A number of times, including while working in missions, I was discouraged from studying theology lest it make me question my faith! This low level of theological depth was widespread and only decreased our ability to think critically. Combine this with high levels of emotionalism and a simultaneous, contradictory message that we are not to trust our own instincts or feelings, and when our boundaries were violated in some way, we repressed our objections and said nothing. Jemma (UK) mentioned the big Christian festivals she attended as a teen:
My friend had particularly traumatic experiences with people trying to exorcize demons from her and her mental health condition being interpreted as satanic practice going on in her body. Her story is not at all uncommon among the thousands of young people that attended those camps, whether it was kids suffering from mental health issues or people with physical disabilities being prayed for, for healing, and the terrible theological message that gives.
It doesn’t seem like in any way those organizations who run them have been held to account over the trauma that they have clearly caused. We feel quite angry that there have been no repercussions, and I’m sure they followed the official safeguarding rules or whatever, but having a bunch of teenagers in a big tent where you’re telling them they’ve got demons in them just doesn’t really seem like it.
I write most of this in the past tense, because for me and most of those I interviewed this is past experience, even if the insidious effects linger. But for far too many people, particularly young people, this is very much in the present.

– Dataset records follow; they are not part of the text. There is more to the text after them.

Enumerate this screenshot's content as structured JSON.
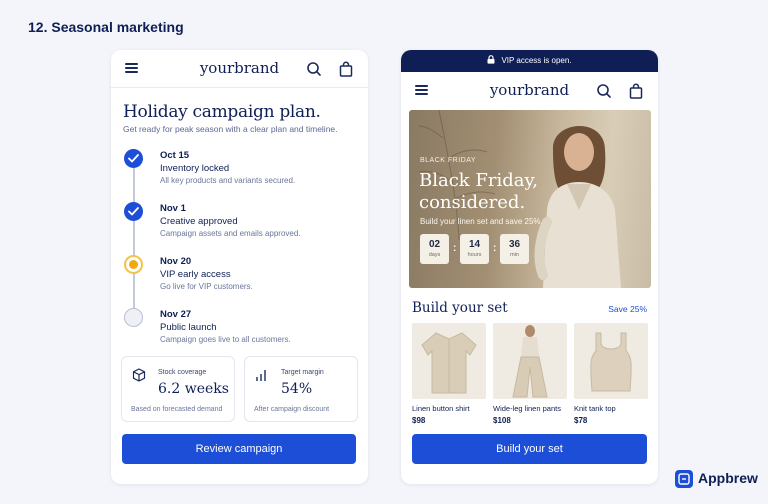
{
  "heading": "12. Seasonal marketing",
  "brand_logo": "yourbrand",
  "phone1": {
    "title": "Holiday campaign plan.",
    "subtitle": "Get ready for peak season with a clear plan and timeline.",
    "timeline": [
      {
        "date": "Oct 15",
        "name": "Inventory locked",
        "desc": "All key products and variants secured.",
        "status": "done"
      },
      {
        "date": "Nov 1",
        "name": "Creative approved",
        "desc": "Campaign assets and emails approved.",
        "status": "done"
      },
      {
        "date": "Nov 20",
        "name": "VIP early access",
        "desc": "Go live for VIP customers.",
        "status": "active"
      },
      {
        "date": "Nov 27",
        "name": "Public launch",
        "desc": "Campaign goes live to all customers.",
        "status": "pending"
      }
    ],
    "stats": [
      {
        "icon": "box-icon",
        "label": "Stock coverage",
        "value": "6.2 weeks",
        "foot": "Based on forecasted demand"
      },
      {
        "icon": "bar-chart-icon",
        "label": "Target margin",
        "value": "54%",
        "foot": "After campaign discount"
      }
    ],
    "cta": "Review campaign"
  },
  "phone2": {
    "banner": "VIP access is open.",
    "hero": {
      "tag": "BLACK FRIDAY",
      "title_line1": "Black Friday,",
      "title_line2": "considered.",
      "subtitle": "Build your linen set and save 25%.",
      "countdown": [
        {
          "value": "02",
          "unit": "days"
        },
        {
          "value": "14",
          "unit": "hours"
        },
        {
          "value": "36",
          "unit": "min"
        }
      ]
    },
    "set_title": "Build your set",
    "set_save": "Save 25%",
    "products": [
      {
        "name": "Linen button shirt",
        "price": "$98"
      },
      {
        "name": "Wide-leg linen pants",
        "price": "$108"
      },
      {
        "name": "Knit tank top",
        "price": "$78"
      }
    ],
    "cta": "Build your set"
  },
  "footer_brand": "Appbrew",
  "colors": {
    "accent": "#1d4ed8",
    "navy": "#0f1f55",
    "active_dot": "#f2a90f"
  }
}
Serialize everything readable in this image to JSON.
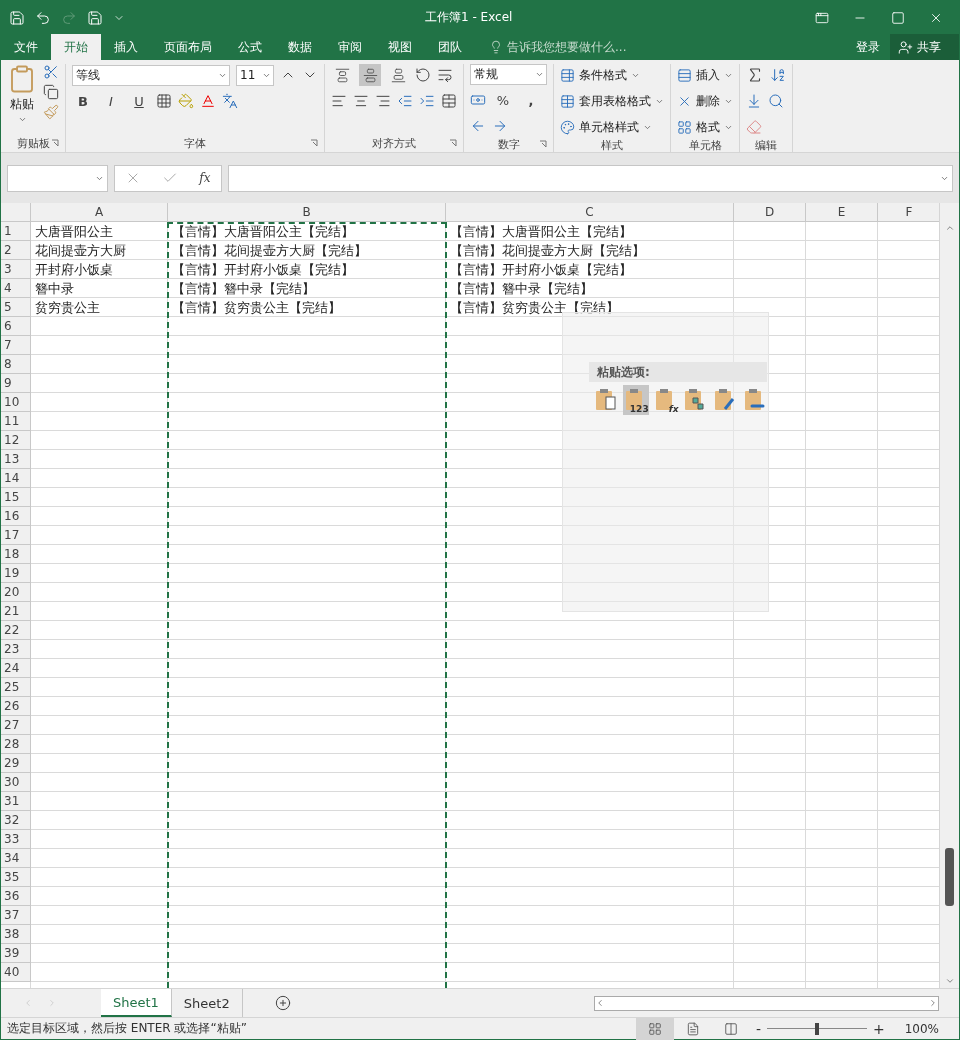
{
  "window": {
    "title": "工作簿1 - Excel",
    "redo_disabled": true
  },
  "menu_tabs": [
    {
      "label": "文件",
      "selected": false
    },
    {
      "label": "开始",
      "selected": true
    },
    {
      "label": "插入",
      "selected": false
    },
    {
      "label": "页面布局",
      "selected": false
    },
    {
      "label": "公式",
      "selected": false
    },
    {
      "label": "数据",
      "selected": false
    },
    {
      "label": "审阅",
      "selected": false
    },
    {
      "label": "视图",
      "selected": false
    },
    {
      "label": "团队",
      "selected": false
    }
  ],
  "tell_me": {
    "placeholder": "告诉我您想要做什么..."
  },
  "sign_in": "登录",
  "share": "共享",
  "ribbon": {
    "clipboard": {
      "label": "剪贴板",
      "paste": "粘贴"
    },
    "font": {
      "label": "字体",
      "name": "等线",
      "size": "11",
      "bold": "B",
      "italic": "I",
      "underline": "U"
    },
    "alignment": {
      "label": "对齐方式",
      "vertical": [
        {
          "selected": false
        },
        {
          "selected": true
        },
        {
          "selected": false
        }
      ]
    },
    "number": {
      "label": "数字",
      "format": "常规",
      "percent": "%",
      "comma": ","
    },
    "styles": {
      "label": "样式",
      "items": [
        "条件格式",
        "套用表格格式",
        "单元格样式"
      ]
    },
    "cells": {
      "label": "单元格",
      "items": [
        "插入",
        "删除",
        "格式"
      ]
    },
    "editing": {
      "label": "编辑"
    }
  },
  "formula_bar": {
    "fx": "fx"
  },
  "sheet": {
    "columns": [
      {
        "label": "A",
        "copied": false
      },
      {
        "label": "B",
        "copied": true
      },
      {
        "label": "C",
        "copied": false
      },
      {
        "label": "D",
        "copied": false
      },
      {
        "label": "E",
        "copied": false
      },
      {
        "label": "F",
        "copied": false
      }
    ],
    "rows": [
      {
        "number": "1",
        "cells": [
          "大唐晋阳公主",
          "【言情】大唐晋阳公主【完结】",
          "【言情】大唐晋阳公主【完结】"
        ]
      },
      {
        "number": "2",
        "cells": [
          "花间提壶方大厨",
          "【言情】花间提壶方大厨【完结】",
          "【言情】花间提壶方大厨【完结】"
        ]
      },
      {
        "number": "3",
        "cells": [
          "开封府小饭桌",
          "【言情】开封府小饭桌【完结】",
          "【言情】开封府小饭桌【完结】"
        ]
      },
      {
        "number": "4",
        "cells": [
          "簪中录",
          "【言情】簪中录【完结】",
          "【言情】簪中录【完结】"
        ]
      },
      {
        "number": "5",
        "cells": [
          "贫穷贵公主",
          "【言情】贫穷贵公主【完结】",
          "【言情】贫穷贵公主【完结】"
        ]
      },
      {
        "number": "6"
      },
      {
        "number": "7"
      },
      {
        "number": "8"
      },
      {
        "number": "9"
      },
      {
        "number": "10"
      },
      {
        "number": "11"
      },
      {
        "number": "12"
      },
      {
        "number": "13"
      },
      {
        "number": "14"
      },
      {
        "number": "15"
      },
      {
        "number": "16"
      },
      {
        "number": "17"
      },
      {
        "number": "18"
      },
      {
        "number": "19"
      },
      {
        "number": "20"
      },
      {
        "number": "21"
      },
      {
        "number": "22"
      },
      {
        "number": "23"
      },
      {
        "number": "24"
      },
      {
        "number": "25"
      },
      {
        "number": "26"
      },
      {
        "number": "27"
      },
      {
        "number": "28"
      },
      {
        "number": "29"
      },
      {
        "number": "30"
      },
      {
        "number": "31"
      },
      {
        "number": "32"
      },
      {
        "number": "33"
      },
      {
        "number": "34"
      },
      {
        "number": "35"
      },
      {
        "number": "36"
      },
      {
        "number": "37"
      },
      {
        "number": "38"
      },
      {
        "number": "39"
      },
      {
        "number": "40"
      }
    ]
  },
  "paste_options": {
    "title": "粘贴选项:",
    "items": [
      {
        "kind": "paste",
        "selected": false
      },
      {
        "kind": "values",
        "overlay": "123",
        "selected": true
      },
      {
        "kind": "formulas",
        "overlay": "fx",
        "selected": false
      },
      {
        "kind": "transpose",
        "selected": false
      },
      {
        "kind": "formatting",
        "selected": false
      },
      {
        "kind": "link",
        "selected": false
      }
    ]
  },
  "sheet_tabs": [
    {
      "label": "Sheet1",
      "selected": true
    },
    {
      "label": "Sheet2",
      "selected": false
    }
  ],
  "status_bar": {
    "message": "选定目标区域，然后按 ENTER 或选择“粘贴”",
    "views": [
      {
        "kind": "normal",
        "selected": true
      },
      {
        "kind": "layout",
        "selected": false
      },
      {
        "kind": "break",
        "selected": false
      }
    ],
    "zoom_out": "-",
    "zoom_in": "+",
    "zoom": {
      "level": 0.5
    },
    "zoom_text": "100%"
  }
}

Some churches or leaders will be hit by abuse allegations, but many will not, because it is not about individuals: it is about a culture.
Olivia Jackson spent nearly 20 years working for mission agencies in the UK and overseas, and then as a human rights consultant with a focus on the use of violence against women, all of which fed into her own faith deconstruction.